For example, you might hear that payday loans are bad. But if your neighborhood doesn’t have a traditional lender or you don’t make enough money to qualify for other forms of credit, that information won’t help you much. Blanco works with Latino immigrants as part of her research and has found that Spanish-language resources are limited for financial products.

Many states are requiring personal finance education in schools, but that could also lead to unequal outcomes, says Abdullah Al Bahrani, interim associate dean of graduate studies and research at Northern Kentucky University’s Haile College of Business. “We already know from the literature in education that resources vary by ZIP code level,” says Al Bahrani, whose work was cited in Blanco’s review.

A school-based personal finance course might not consider differences in how different cultures or income levels handle money. With many forms of education, Al Bahrani says, “The assumption is already made that you’re not using your resources efficiently,” without considering that some people might already be maxing out their financial resources.

“We’re not saying that financial education does not work,” Al Bahrani says. “We’re saying that it works by varying degrees and we have to ask why that might be the case.”

How to close the American financial knowledge gap

While more states are requiring personal finance education in schools, many of these mandates don’t come with extra funding, Al Bahrani says. As a result, schools with fewer resources might not be able to adequately train teachers to teach personal finance. Any required personal finance education should come with extra funding, or it won’t be effective in closing the gaps, he says. 

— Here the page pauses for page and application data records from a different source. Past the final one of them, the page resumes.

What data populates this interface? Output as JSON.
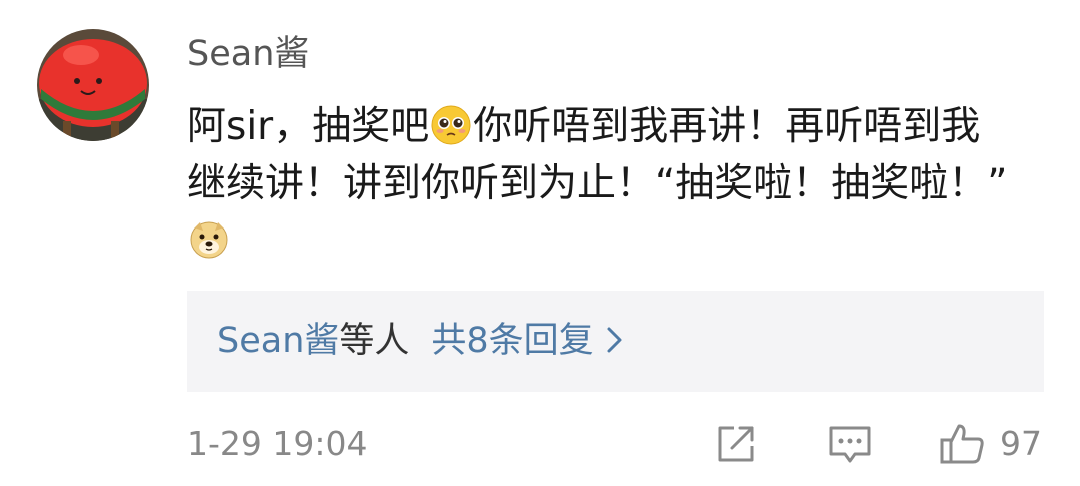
{
  "comment": {
    "username": "Sean酱",
    "text_parts": [
      "阿sir，抽奖吧",
      "你听唔到我再讲！再听唔到我继续讲！讲到你听到为止！“抽奖啦！抽奖啦！”"
    ],
    "emoji_1": "pleading-face-emoji",
    "emoji_2": "doge-emoji",
    "timestamp": "1-29 19:04",
    "like_count": "97"
  },
  "replies": {
    "name": "Sean酱",
    "suffix": "等人",
    "count_label": "共8条回复"
  },
  "icons": {
    "share": "share-icon",
    "comment": "comment-icon",
    "like": "thumbs-up-icon",
    "reply_arrow": "chevron-right-icon"
  },
  "colors": {
    "link_blue": "#4f7aa5",
    "muted_gray": "#888888",
    "reply_bg": "#f4f4f6",
    "avatar_red": "#e8322c"
  }
}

People need to learn more than how to budget or file their taxes, Al Bahrani says — they need to learn how to make decisions with their limited resources. That requires an understanding of the broader economy and how it affects your financial resources. For example, a recession might not be the best time to look for a job, but it might be a good time to buy stocks since prices are low

“You exist within the overall economy,” Al Bahrani says. “If you want to maximize your well-being, you need to learn how the economy works.”

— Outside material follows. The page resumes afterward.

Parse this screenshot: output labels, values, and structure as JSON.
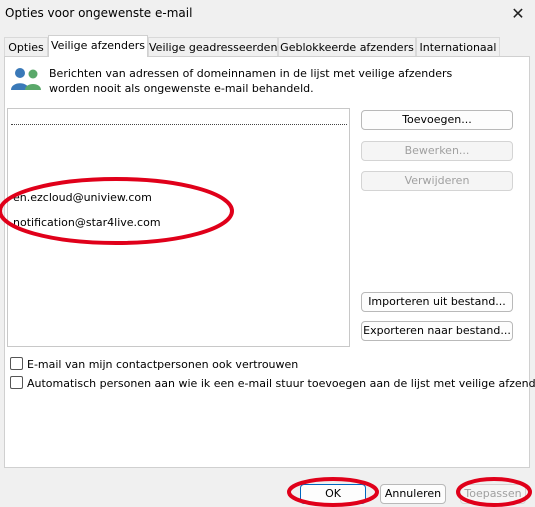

Financial resources need to go beyond a one-size-fits all approach, Blanco says. You might need differing forms of information depending on your age, income level, or gender. You can teach a high school kid about retirement, but if they won’t need the information until years later, it probably won’t be very helpful.

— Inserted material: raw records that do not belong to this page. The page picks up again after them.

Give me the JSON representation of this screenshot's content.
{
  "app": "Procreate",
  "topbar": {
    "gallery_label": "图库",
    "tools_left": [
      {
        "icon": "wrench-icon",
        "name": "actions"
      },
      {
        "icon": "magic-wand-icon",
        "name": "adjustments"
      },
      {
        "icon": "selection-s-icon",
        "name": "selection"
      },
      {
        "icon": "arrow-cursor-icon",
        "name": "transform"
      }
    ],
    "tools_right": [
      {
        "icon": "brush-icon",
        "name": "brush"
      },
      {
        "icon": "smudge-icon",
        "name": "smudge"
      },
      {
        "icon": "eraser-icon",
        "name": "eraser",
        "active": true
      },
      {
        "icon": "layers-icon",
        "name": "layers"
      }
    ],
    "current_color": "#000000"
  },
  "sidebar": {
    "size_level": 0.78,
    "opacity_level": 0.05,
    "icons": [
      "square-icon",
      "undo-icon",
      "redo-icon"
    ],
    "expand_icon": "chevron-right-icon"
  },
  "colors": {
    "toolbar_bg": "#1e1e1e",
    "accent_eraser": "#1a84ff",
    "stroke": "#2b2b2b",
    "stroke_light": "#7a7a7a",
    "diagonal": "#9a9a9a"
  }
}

“We need to think about financial education with a more targeted approach,” Blanco says.

Better financial education is only part of the equation, she says. Regulators also need to hold financial companies accountable for making sure their offerings are equitable. “We need to think about whether the financial sector is offering financial products that meet the needs of minorities,” she says. (Blanco has worked for the Consumer Financial Protection Bureau, but says her views don’t necessarily represent the agency’s.)

How to improve your own financial knowledge

There are plenty of places to turn when it comes to financial advice, from your local bank to TikTok. The most reliable source might be a professional financial advisor who can help you navigate your personal financial situation, Al Bahrani says. While in the past, financial advisors were exclusively for rich people, fee-only models have made them more affordable for more people. You can find an accredited fee-only financial advisor on a service like the Garrett Planning Network or XY Planning Network.

Al Bahrani also suggested checking with your local university for financial education programs. Many states have centers for economic education staffed by unbiased educators. For example, Al Bahrani directs the Center for Economic Education at Northern Kentucky University. 

“We do a lot of programming at the K-12 level, but we also host seminars for participants to understand specific problems,” Al Bahrani says.

If you’re lost when it comes to money, you’re not alone. Finances are really complicated, and all the decisions you have to make can be overwhelming. Step one to taking charge is making sure you’re getting the best information.

“With choice, there’s power,” Al Bahrani says. “But to use that power, you have to be informed.”

Image: Marko Geber / Getty